About forty years passed. A certain noblewoman’s husband was slandered for something and exiled. Because of this her estates were impounded by the Treasury. To top it all off, her only son was captured by the enemy during the war.
The poor woman was praying for a long time to the Blessed Virgin Mary with a request to help in these troubles. And one day, praying to the Holy Mother of God, she heard a voice commanding her to find an icon of the Holy Family and pray before it. The sufferer found an icon on the porch of the Church of the Holy Trinity Cathedral on Gryazekh and prayed in front of it. And she soon received three pieces of joyful news: her husband was vindicated and returned from exile, her son was liberated from captivity, and her estates were returned to her by the Treasury.
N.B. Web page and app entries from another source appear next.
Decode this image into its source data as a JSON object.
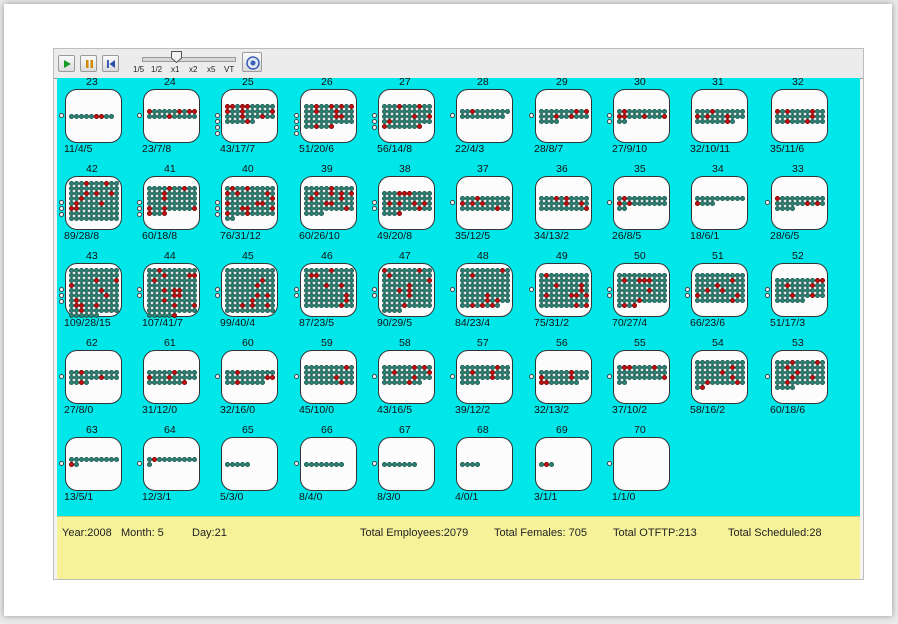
{
  "controls": {
    "play_icon": "play-icon",
    "pause_icon": "pause-icon",
    "rewind_icon": "rewind-icon",
    "settings_icon": "gear-icon",
    "speeds": [
      "1/5",
      "1/2",
      "x1",
      "x2",
      "x5",
      "VT"
    ],
    "speed_value": "x1"
  },
  "colors": {
    "background": "#00e7ea",
    "employee": "#2e8577",
    "female": "#cc1111",
    "status_bar": "#f5f29a"
  },
  "units": [
    {
      "id": "23",
      "stats": "11/4/5",
      "n": 9,
      "red": 2,
      "outside": 1
    },
    {
      "id": "24",
      "stats": "23/7/8",
      "n": 20,
      "red": 5,
      "outside": 1
    },
    {
      "id": "25",
      "stats": "43/17/7",
      "n": 36,
      "red": 10,
      "outside": 4
    },
    {
      "id": "26",
      "stats": "51/20/6",
      "n": 46,
      "red": 10,
      "outside": 4
    },
    {
      "id": "27",
      "stats": "56/14/8",
      "n": 48,
      "red": 7,
      "outside": 3
    },
    {
      "id": "28",
      "stats": "22/4/3",
      "n": 19,
      "red": 1,
      "outside": 1
    },
    {
      "id": "29",
      "stats": "28/8/7",
      "n": 24,
      "red": 4,
      "outside": 1
    },
    {
      "id": "30",
      "stats": "27/9/10",
      "n": 22,
      "red": 5,
      "outside": 2
    },
    {
      "id": "31",
      "stats": "32/10/11",
      "n": 28,
      "red": 5,
      "outside": 0
    },
    {
      "id": "32",
      "stats": "35/11/6",
      "n": 30,
      "red": 6,
      "outside": 0
    },
    {
      "id": "42",
      "stats": "89/28/8",
      "n": 80,
      "red": 10,
      "outside": 3
    },
    {
      "id": "41",
      "stats": "60/18/8",
      "n": 54,
      "red": 9,
      "outside": 3
    },
    {
      "id": "40",
      "stats": "76/31/12",
      "n": 62,
      "red": 14,
      "outside": 3
    },
    {
      "id": "39",
      "stats": "60/26/10",
      "n": 54,
      "red": 10,
      "outside": 0
    },
    {
      "id": "38",
      "stats": "49/20/8",
      "n": 44,
      "red": 9,
      "outside": 2
    },
    {
      "id": "37",
      "stats": "35/12/5",
      "n": 30,
      "red": 5,
      "outside": 1
    },
    {
      "id": "36",
      "stats": "34/13/2",
      "n": 30,
      "red": 5,
      "outside": 0
    },
    {
      "id": "35",
      "stats": "26/8/5",
      "n": 22,
      "red": 3,
      "outside": 1
    },
    {
      "id": "34",
      "stats": "18/6/1",
      "n": 14,
      "red": 1,
      "outside": 0
    },
    {
      "id": "33",
      "stats": "28/6/5",
      "n": 24,
      "red": 3,
      "outside": 1
    },
    {
      "id": "43",
      "stats": "109/28/15",
      "n": 96,
      "red": 10,
      "outside": 3
    },
    {
      "id": "44",
      "stats": "107/41/7",
      "n": 96,
      "red": 14,
      "outside": 2
    },
    {
      "id": "45",
      "stats": "99/40/4",
      "n": 90,
      "red": 8,
      "outside": 2
    },
    {
      "id": "46",
      "stats": "87/23/5",
      "n": 80,
      "red": 8,
      "outside": 2
    },
    {
      "id": "47",
      "stats": "90/29/5",
      "n": 84,
      "red": 9,
      "outside": 2
    },
    {
      "id": "48",
      "stats": "84/23/4",
      "n": 78,
      "red": 8,
      "outside": 1
    },
    {
      "id": "49",
      "stats": "75/31/2",
      "n": 70,
      "red": 10,
      "outside": 1
    },
    {
      "id": "50",
      "stats": "70/27/4",
      "n": 64,
      "red": 8,
      "outside": 2
    },
    {
      "id": "51",
      "stats": "66/23/6",
      "n": 60,
      "red": 7,
      "outside": 2
    },
    {
      "id": "52",
      "stats": "51/17/3",
      "n": 46,
      "red": 6,
      "outside": 2
    },
    {
      "id": "62",
      "stats": "27/8/0",
      "n": 24,
      "red": 3,
      "outside": 1
    },
    {
      "id": "61",
      "stats": "31/12/0",
      "n": 28,
      "red": 4,
      "outside": 0
    },
    {
      "id": "60",
      "stats": "32/16/0",
      "n": 28,
      "red": 4,
      "outside": 1
    },
    {
      "id": "59",
      "stats": "45/10/0",
      "n": 40,
      "red": 3,
      "outside": 1
    },
    {
      "id": "58",
      "stats": "43/16/5",
      "n": 38,
      "red": 6,
      "outside": 1
    },
    {
      "id": "57",
      "stats": "39/12/2",
      "n": 34,
      "red": 4,
      "outside": 1
    },
    {
      "id": "56",
      "stats": "32/13/2",
      "n": 28,
      "red": 5,
      "outside": 1
    },
    {
      "id": "55",
      "stats": "37/10/2",
      "n": 32,
      "red": 4,
      "outside": 1
    },
    {
      "id": "54",
      "stats": "58/16/2",
      "n": 52,
      "red": 6,
      "outside": 0
    },
    {
      "id": "53",
      "stats": "60/18/6",
      "n": 54,
      "red": 7,
      "outside": 1
    },
    {
      "id": "63",
      "stats": "13/5/1",
      "n": 12,
      "red": 1,
      "outside": 1
    },
    {
      "id": "64",
      "stats": "12/3/1",
      "n": 11,
      "red": 1,
      "outside": 1
    },
    {
      "id": "65",
      "stats": "5/3/0",
      "n": 5,
      "red": 0,
      "outside": 0
    },
    {
      "id": "66",
      "stats": "8/4/0",
      "n": 8,
      "red": 0,
      "outside": 1
    },
    {
      "id": "67",
      "stats": "8/3/0",
      "n": 7,
      "red": 0,
      "outside": 1
    },
    {
      "id": "68",
      "stats": "4/0/1",
      "n": 4,
      "red": 0,
      "outside": 0
    },
    {
      "id": "69",
      "stats": "3/1/1",
      "n": 3,
      "red": 1,
      "outside": 0
    },
    {
      "id": "70",
      "stats": "1/1/0",
      "n": 0,
      "red": 0,
      "outside": 1
    }
  ],
  "status": {
    "year": "Year:2008",
    "month": "Month: 5",
    "day": "Day:21",
    "total_employees": "Total Employees:2079",
    "total_females": "Total Females: 705",
    "total_otftp": "Total OTFTP:213",
    "total_scheduled": "Total Scheduled:28"
  }
}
For this reason the icon was named “The Three Joys”.
The Russian people took a great liking to this icon, especially it was revered on the Don and Kuban. It was believed that the prayer in front of it helped Cossacks who stayed out late to return home.
Over time, copies of this image appeared, made in the Russian icon-painting tradition. Saint John the Baptist and Saint Joseph the Betrothed were depicted, as a rule, on opposite sides of the Most Holy Theotokos.
When rebuilding the church in 1861, the main throne was consecrated in honor of this icon.
The icon of the Mother of God “The Three Joys” was lost with the closure of the church in 1929.
At the opening of the church in 1992, as well as to other opening churches, several icons seized at the customs were transferred from the Patriarchate to the parish. No selection was made, among the “randomly” transferred icons was an analogion image of “Three Joys” – a copy of the mid-19th century.
In addition to this image, another copy was painted in the Russian icon-painting tradition. In mid-1996, a typewritten copy of Akathist in front of the Icon was handed over to the church. Controversy began to rise: wether they should read the akathist weekly? In the midst of these disputes, a vigil lamp litted itself before the “Russian” icon. And from that time on, every Wednesday, prayers with an akathist began to take place before the image of the “Three Joys”, which is taken out of the Altar these days.
The feast of the icon of the Mother of God “The Three Joys” is celebrated on January 8 (December 26, O.S.) on the day of the Synaxis of the Mother of God on the next day of Christmas.
Translated by The Catalogue of Good Deeds